**Exercise**.
Reproduce the data in full, exactly.

Recorded data:
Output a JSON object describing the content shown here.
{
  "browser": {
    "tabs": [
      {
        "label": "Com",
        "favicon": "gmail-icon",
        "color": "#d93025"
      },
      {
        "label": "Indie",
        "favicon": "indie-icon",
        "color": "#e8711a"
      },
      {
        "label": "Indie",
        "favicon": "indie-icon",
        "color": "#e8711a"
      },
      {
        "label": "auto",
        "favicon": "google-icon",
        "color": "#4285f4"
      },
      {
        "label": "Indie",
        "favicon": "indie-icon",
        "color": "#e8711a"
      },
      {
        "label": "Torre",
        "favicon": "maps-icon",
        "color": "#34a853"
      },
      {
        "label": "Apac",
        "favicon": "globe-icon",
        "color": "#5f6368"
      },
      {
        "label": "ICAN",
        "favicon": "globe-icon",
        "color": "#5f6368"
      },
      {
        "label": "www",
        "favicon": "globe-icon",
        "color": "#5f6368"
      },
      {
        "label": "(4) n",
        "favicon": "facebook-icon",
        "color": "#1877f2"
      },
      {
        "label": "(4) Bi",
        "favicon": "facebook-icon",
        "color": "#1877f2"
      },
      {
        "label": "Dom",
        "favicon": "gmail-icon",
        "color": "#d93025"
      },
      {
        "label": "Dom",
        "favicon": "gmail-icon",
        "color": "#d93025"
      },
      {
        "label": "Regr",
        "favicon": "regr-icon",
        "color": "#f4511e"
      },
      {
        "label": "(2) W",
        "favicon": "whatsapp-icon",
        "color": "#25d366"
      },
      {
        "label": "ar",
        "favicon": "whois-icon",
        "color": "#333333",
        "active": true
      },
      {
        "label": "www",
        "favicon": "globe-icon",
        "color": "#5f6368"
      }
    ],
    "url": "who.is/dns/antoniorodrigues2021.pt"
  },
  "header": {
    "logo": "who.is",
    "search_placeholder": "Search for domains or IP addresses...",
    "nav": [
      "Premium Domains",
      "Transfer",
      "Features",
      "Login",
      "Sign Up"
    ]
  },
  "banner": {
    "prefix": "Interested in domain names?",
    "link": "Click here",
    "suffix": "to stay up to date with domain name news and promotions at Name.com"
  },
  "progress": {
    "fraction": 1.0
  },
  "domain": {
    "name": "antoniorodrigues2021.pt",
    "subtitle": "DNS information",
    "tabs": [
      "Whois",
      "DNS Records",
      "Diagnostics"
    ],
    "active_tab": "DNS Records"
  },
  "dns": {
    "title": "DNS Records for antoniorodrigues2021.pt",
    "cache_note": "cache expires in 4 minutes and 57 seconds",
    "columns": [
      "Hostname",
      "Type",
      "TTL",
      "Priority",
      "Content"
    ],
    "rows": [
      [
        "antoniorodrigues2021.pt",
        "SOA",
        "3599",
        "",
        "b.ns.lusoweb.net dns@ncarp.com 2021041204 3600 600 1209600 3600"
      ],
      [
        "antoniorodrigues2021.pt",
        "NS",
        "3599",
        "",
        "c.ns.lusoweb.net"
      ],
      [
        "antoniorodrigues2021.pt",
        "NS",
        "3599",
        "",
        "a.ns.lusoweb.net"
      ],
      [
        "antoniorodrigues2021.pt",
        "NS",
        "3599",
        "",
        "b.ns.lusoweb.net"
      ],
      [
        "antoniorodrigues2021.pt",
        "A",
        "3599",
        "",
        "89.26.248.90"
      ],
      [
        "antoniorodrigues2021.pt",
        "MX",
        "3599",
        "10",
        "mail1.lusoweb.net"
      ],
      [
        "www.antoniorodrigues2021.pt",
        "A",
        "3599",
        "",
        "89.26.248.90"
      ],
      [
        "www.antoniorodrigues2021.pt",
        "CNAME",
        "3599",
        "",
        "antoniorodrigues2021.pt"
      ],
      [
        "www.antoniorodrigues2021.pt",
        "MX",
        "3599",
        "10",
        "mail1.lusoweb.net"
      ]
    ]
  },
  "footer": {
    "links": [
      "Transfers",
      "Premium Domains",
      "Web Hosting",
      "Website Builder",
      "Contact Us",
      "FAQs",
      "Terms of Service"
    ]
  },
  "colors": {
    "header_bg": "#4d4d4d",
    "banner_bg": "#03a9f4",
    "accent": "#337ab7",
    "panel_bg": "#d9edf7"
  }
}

**Response to this task**.
Output a JSON object describing the content shown here.
{
  "browser": {
    "tabs": [
      {
        "label": "Com",
        "favicon": "gmail-icon",
        "color": "#d93025"
      },
      {
        "label": "Indie",
        "favicon": "indie-icon",
        "color": "#e8711a"
      },
      {
        "label": "Indie",
        "favicon": "indie-icon",
        "color": "#e8711a"
      },
      {
        "label": "auto",
        "favicon": "google-icon",
        "color": "#4285f4"
      },
      {
        "label": "Indie",
        "favicon": "indie-icon",
        "color": "#e8711a"
      },
      {
        "label": "Torre",
        "favicon": "maps-icon",
        "color": "#34a853"
      },
      {
        "label": "Apac",
        "favicon": "globe-icon",
        "color": "#5f6368"
      },
      {
        "label": "ICAN",
        "favicon": "globe-icon",
        "color": "#5f6368"
      },
      {
        "label": "www",
        "favicon": "globe-icon",
        "color": "#5f6368"
      },
      {
        "label": "(4) n",
        "favicon": "facebook-icon",
        "color": "#1877f2"
      },
      {
        "label": "(4) Bi",
        "favicon": "facebook-icon",
        "color": "#1877f2"
      },
      {
        "label": "Dom",
        "favicon": "gmail-icon",
        "color": "#d93025"
      },
      {
        "label": "Dom",
        "favicon": "gmail-icon",
        "color": "#d93025"
      },
      {
        "label": "Regr",
        "favicon": "regr-icon",
        "color": "#f4511e"
      },
      {
        "label": "(2) W",
        "favicon": "whatsapp-icon",
        "color": "#25d366"
      },
      {
        "label": "ar",
        "favicon": "whois-icon",
        "color": "#333333",
        "active": true
      },
      {
        "label": "www",
        "favicon": "globe-icon",
        "color": "#5f6368"
      }
    ],
    "url": "who.is/dns/antoniorodrigues2021.pt"
  },
  "header": {
    "logo": "who.is",
    "search_placeholder": "Search for domains or IP addresses...",
    "nav": [
      "Premium Domains",
      "Transfer",
      "Features",
      "Login",
      "Sign Up"
    ]
  },
  "banner": {
    "prefix": "Interested in domain names?",
    "link": "Click here",
    "suffix": "to stay up to date with domain name news and promotions at Name.com"
  },
  "progress": {
    "fraction": 1.0
  },
  "domain": {
    "name": "antoniorodrigues2021.pt",
    "subtitle": "DNS information",
    "tabs": [
      "Whois",
      "DNS Records",
      "Diagnostics"
    ],
    "active_tab": "DNS Records"
  },
  "dns": {
    "title": "DNS Records for antoniorodrigues2021.pt",
    "cache_note": "cache expires in 4 minutes and 57 seconds",
    "columns": [
      "Hostname",
      "Type",
      "TTL",
      "Priority",
      "Content"
    ],
    "rows": [
      [
        "antoniorodrigues2021.pt",
        "SOA",
        "3599",
        "",
        "b.ns.lusoweb.net dns@ncarp.com 2021041204 3600 600 1209600 3600"
      ],
      [
        "antoniorodrigues2021.pt",
        "NS",
        "3599",
        "",
        "c.ns.lusoweb.net"
      ],
      [
        "antoniorodrigues2021.pt",
        "NS",
        "3599",
        "",
        "a.ns.lusoweb.net"
      ],
      [
        "antoniorodrigues2021.pt",
        "NS",
        "3599",
        "",
        "b.ns.lusoweb.net"
      ],
      [
        "antoniorodrigues2021.pt",
        "A",
        "3599",
        "",
        "89.26.248.90"
      ],
      [
        "antoniorodrigues2021.pt",
        "MX",
        "3599",
        "10",
        "mail1.lusoweb.net"
      ],
      [
        "www.antoniorodrigues2021.pt",
        "A",
        "3599",
        "",
        "89.26.248.90"
      ],
      [
        "www.antoniorodrigues2021.pt",
        "CNAME",
        "3599",
        "",
        "antoniorodrigues2021.pt"
      ],
      [
        "www.antoniorodrigues2021.pt",
        "MX",
        "3599",
        "10",
        "mail1.lusoweb.net"
      ]
    ]
  },
  "footer": {
    "links": [
      "Transfers",
      "Premium Domains",
      "Web Hosting",
      "Website Builder",
      "Contact Us",
      "FAQs",
      "Terms of Service"
    ]
  },
  "colors": {
    "header_bg": "#4d4d4d",
    "banner_bg": "#03a9f4",
    "accent": "#337ab7",
    "panel_bg": "#d9edf7"
  }
}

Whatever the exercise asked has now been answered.